It’s easy to look back at examples of that and laugh, but sometimes our search writing today isn’t much better.
This happens when we give our writers a keyword and tell them to “optimize for X.” Their emphasis is going to be on “How can I jam this keyword into the content” (which will probably make them want to cry) rather than on “How do I provide the answer that the searcher of this query probably wants?”
We need to remember that keywords are the input.
When writing for search, we are creating the output.
So instead of asking “How can I include this keyword?” we need to start our content creation by asking “How can I answer this query?”
Which brings me to my next point.
A Shift From ‘Keywords’ to ‘Queries’
Imagine we shifted away from the word “keywords” and referred to them more often as “queries” or “searches.”
Don’t you think we’d be much more likely to think of them as something we need to answer rather than something we need to stuff in our copy?
I think so!
Referring to them as “keywords” can also have other unintended consequences:
- It fixates us on head terms, causing us to neglect valuable long-tail keywords.
- It implies a single word. In reality, keywords are anything someone types or speaks into a search bar. It could be two words or 20 words.
- It can cause us (or our clients and bosses) to obsess over a few vanity keywords while neglecting the hundreds or thousands of other queries that could be driving impressions and traffic to your site.
Keywords aren’t evil, but the way we talk about them does have implications.
BERT & Google’s History with Keywords
BERT was the latest in a long line of Google updates aimed at better understanding human language.
Although an artificial intelligence system that helps Google understand even the most complex queries is impressive, it shouldn’t come as a surprise.
In 2011, Google announced Panda. Panda was Google’s algorithm update focusing on promoting high-quality sites and pages and demoting those that offered little real value (AKA the fluffy stuff with keywords sprinkled in).

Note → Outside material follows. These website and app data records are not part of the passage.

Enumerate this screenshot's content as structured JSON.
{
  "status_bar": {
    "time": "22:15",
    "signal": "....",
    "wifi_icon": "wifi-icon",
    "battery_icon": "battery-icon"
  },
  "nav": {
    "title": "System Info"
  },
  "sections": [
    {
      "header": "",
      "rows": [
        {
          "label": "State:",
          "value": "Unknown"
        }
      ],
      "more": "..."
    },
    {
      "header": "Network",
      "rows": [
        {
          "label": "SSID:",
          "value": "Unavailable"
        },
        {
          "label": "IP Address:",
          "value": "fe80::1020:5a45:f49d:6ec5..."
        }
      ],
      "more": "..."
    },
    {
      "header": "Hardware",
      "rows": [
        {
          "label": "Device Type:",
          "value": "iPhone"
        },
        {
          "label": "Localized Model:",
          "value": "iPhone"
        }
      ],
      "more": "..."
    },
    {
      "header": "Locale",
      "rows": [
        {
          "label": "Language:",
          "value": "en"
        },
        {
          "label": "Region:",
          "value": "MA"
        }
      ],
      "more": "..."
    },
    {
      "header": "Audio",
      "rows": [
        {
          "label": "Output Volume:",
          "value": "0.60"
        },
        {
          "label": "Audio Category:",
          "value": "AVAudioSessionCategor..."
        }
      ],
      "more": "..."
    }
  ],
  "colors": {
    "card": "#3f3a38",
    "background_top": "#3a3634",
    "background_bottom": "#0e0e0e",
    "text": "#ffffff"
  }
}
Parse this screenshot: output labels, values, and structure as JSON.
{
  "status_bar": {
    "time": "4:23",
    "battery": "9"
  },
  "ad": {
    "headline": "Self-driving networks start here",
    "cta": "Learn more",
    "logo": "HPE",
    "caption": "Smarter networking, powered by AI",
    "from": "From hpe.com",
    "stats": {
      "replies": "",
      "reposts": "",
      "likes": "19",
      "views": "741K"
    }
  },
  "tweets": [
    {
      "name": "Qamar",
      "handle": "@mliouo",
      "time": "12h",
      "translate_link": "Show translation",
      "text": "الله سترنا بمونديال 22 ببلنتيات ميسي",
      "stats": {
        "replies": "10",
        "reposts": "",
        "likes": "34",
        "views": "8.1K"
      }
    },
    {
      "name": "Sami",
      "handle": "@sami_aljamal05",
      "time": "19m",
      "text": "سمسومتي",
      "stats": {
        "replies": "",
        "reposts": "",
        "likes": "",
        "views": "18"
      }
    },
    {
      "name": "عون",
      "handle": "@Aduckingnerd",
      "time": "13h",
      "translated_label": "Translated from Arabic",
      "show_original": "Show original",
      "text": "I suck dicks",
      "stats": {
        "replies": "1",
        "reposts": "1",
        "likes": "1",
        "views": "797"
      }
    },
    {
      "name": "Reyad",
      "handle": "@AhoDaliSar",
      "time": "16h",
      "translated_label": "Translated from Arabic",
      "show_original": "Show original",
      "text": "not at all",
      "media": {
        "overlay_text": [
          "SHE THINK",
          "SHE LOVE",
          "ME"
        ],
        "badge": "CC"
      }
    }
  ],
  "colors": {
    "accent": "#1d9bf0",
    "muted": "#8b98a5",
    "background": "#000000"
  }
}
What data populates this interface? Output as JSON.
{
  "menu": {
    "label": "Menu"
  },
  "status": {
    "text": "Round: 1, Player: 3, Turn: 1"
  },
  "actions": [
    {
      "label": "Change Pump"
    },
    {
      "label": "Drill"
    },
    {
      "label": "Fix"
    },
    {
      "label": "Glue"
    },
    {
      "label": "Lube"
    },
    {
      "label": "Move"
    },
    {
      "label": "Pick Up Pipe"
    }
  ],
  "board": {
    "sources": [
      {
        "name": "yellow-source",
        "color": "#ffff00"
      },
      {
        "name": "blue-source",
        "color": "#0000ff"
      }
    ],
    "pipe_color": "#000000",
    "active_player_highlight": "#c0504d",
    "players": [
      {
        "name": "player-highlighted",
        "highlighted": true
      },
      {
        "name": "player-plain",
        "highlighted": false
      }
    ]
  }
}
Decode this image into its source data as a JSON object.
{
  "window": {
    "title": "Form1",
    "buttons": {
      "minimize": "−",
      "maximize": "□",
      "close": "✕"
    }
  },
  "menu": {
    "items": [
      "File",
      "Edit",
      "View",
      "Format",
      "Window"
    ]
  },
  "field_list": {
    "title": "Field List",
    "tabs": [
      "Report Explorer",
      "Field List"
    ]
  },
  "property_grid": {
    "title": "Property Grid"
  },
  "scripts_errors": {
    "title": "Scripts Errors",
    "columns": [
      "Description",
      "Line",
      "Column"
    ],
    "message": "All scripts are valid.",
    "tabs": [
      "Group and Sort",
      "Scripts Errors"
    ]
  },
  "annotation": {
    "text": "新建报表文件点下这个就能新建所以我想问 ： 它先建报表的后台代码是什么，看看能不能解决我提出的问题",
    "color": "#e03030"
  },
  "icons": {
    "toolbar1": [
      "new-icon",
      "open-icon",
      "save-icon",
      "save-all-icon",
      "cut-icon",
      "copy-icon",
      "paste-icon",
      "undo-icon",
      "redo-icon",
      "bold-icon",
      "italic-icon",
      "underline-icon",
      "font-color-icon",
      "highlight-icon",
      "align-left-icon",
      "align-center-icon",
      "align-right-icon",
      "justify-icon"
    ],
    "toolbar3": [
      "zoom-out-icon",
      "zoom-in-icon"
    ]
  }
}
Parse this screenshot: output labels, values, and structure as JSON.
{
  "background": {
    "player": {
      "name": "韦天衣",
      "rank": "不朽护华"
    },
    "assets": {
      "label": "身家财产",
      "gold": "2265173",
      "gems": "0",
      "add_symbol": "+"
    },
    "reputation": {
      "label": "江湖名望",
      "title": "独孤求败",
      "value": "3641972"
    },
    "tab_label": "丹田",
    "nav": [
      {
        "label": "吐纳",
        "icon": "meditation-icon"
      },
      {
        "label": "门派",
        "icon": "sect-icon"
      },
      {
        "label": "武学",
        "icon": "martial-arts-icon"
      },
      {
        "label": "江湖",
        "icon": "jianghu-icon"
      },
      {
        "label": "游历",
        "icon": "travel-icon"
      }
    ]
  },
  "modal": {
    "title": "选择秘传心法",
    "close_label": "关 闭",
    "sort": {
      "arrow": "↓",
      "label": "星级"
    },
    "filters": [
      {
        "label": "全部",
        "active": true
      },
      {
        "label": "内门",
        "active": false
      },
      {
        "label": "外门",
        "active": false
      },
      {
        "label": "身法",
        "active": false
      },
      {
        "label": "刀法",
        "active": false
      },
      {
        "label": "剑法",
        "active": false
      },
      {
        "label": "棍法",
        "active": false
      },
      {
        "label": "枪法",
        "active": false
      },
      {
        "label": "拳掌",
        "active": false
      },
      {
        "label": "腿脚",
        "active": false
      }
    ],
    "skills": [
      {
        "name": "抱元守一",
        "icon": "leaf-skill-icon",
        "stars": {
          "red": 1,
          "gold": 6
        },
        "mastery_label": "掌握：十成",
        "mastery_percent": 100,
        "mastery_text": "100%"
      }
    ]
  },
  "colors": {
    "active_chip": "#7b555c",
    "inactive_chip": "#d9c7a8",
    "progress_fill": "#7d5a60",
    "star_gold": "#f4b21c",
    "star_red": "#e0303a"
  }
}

With Hummingbird in 2013, Google was rewriting their algorithm to better understand the meaning behind the words in queries, rather than ranking content that just matched those words.
Again we see Google wanting web content creators to go beyond keyword inclusion and instead answer the question. Not just repeat it in our content.
In 2015, Google announced RankBrain, a new machine learning component to their search algorithm that improved Google’s ability to serve relevant results to confusing or never-before-seen queries.
Now we have BERT, which Google says they hope helps searchers “let go of some of [their] keyword-ese and search in a way that feels natural.”
Google has always wanted to surface content that thoroughly answers our questions. They’re just better at it than they used to be.
I think that likely means that we’ll start seeing more variety in the words our audiences are using to search. Consequently, we’ll need to keep a close eye on our queries in Google Search Console, and use that to inform our search content.
Keeping Your Goal & Your Medium in Mind
Once we know the ways our audience is searching, we should write our answers naturally, as Google’s John Mueller recently said. And it’s often natural to include all or part of the query in our answer.
How many apple varieties are there?
There are 7,500 varieties of apples grown throughout the world.
(This is true, by the way!)
This isn’t keyword stuffing. It’s answering people’s queries naturally.
We often pit “writing for search” and “writing for people” against each other. In reality, it’s not an either/or.
The audience is the goal. The search engine is the medium. Write accordingly.